They had a family of 5 (2 adults, 3 teen girls) living with one of the grandmothers in a small house with at least 7 others persons. They wanted/needed a place of their own. However, on Pine Ridge, you can be on the housing list for 10 years and still not get a place of your own. There is a dire shortage of adequate housing. So when a cousin lost the tenants in a house he had, he offered it to them at the price noted above. The little blue house has 2 bedrooms, a bathroom and a larger room that includes both "living room" and "kitchen."

In the smaller bedroom, there is a queen-sized mattress on the floor (because there is no room for a bed in the room). With the mattress pushed up into one corner of the room, there is only about 6-8 inches of space between the two open sides and the opposites walls--- barely room to walk around the mattress, let alone place any other furniture. No closet. In the larger bedroom, there is the queen-sized bed with perhaps a couple of feet of space free. In that space there are boxes filled with the family's clothing and belongings. Windows are covered with blankets – less for decoration than to keep out the cold. The bathroom door has been boarded up and sealed with duct tape to prevent drafts. It isn't needed, since there is no running water in the house at all. No indoor toilet, just the outhouse. The kitchen has a couple of cupboards and a sink that again has no running water. For almost a year, until they finally obtained a water storage tank from the tribe, they had to cart all the water for their use from a family member's home in empty milk jugs. There was no stove or refrigerator for a year, until we managed to find them a second hand fridge. The electricity in the home is most certainly not up to code and fuses blow if too many things are plugged in at once.

The back door of the house is boarded up with plywood because the door was falling apart. So they have only one entrance/exit. We were able to replace the front door, which was also falling apart, on our recent visit. Their only heat source consists of 2 small electric space heaters, including one of the ones One Spirit was supplying last winter. There had been a wood stove in the house when they moved in, but it was so damaged by the prior tenants that it was unusable and had to be removed.

What moves me most is that these were not the worst conditions we encountered! I hear stories all the time about how people are trying to live and to raise their children.

The president of the Oglala Sioux Tribe recently declared a State of Emergency on the Pine Ridge Reservation because of the "overwhelming numbers of suicides and suicide attempts." In the 11 months between Oct 2008 and Aug 2009, the tribal Public Safety Dept responded to 96 suicide attempts or completions. In November 2009 alone, EMS responded to 17 suicide-related calls. That's more than one every other day! Many are teens, who see no hope living in these conditions.
As I said before, none of us can solve all these problems. But we can help supply the basic needs of food, clothing and shelter to those who are in need of those things. Everywhere we went, people thanked us for helping and told us how important even the seemingly little things, like soap, shampoo, toilet paper, shoes and cleaning supplies are.

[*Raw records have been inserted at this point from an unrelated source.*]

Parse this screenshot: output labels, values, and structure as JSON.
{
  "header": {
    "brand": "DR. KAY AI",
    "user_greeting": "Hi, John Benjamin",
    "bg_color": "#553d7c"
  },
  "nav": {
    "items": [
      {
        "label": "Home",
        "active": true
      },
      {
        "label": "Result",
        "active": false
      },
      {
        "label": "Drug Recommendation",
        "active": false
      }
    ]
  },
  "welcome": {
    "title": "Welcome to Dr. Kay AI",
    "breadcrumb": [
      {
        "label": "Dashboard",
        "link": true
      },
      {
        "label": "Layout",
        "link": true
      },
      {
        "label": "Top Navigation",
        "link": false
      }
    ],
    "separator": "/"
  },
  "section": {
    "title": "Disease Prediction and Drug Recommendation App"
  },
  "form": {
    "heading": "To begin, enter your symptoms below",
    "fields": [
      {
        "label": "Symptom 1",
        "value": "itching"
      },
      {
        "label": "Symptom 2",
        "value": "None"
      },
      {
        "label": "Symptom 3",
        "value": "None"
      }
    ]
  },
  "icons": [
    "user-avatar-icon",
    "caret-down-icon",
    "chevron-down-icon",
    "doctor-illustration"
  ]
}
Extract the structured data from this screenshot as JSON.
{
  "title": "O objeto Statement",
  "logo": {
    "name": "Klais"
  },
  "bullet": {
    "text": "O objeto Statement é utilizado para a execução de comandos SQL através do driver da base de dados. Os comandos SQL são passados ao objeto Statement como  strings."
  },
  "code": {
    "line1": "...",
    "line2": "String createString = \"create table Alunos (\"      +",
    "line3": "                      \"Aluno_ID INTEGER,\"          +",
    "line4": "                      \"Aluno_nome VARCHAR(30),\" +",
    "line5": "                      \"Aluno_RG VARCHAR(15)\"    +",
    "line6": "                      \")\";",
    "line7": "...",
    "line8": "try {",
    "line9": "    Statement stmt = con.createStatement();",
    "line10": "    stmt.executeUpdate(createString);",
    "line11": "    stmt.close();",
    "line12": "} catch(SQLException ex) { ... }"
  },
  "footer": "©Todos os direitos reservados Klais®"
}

I will try to post more often in 2010 (my New Year's resolution). I hope that the things I share will help you realize how important your small gifts and your caring are to those who receive them.

Betty B.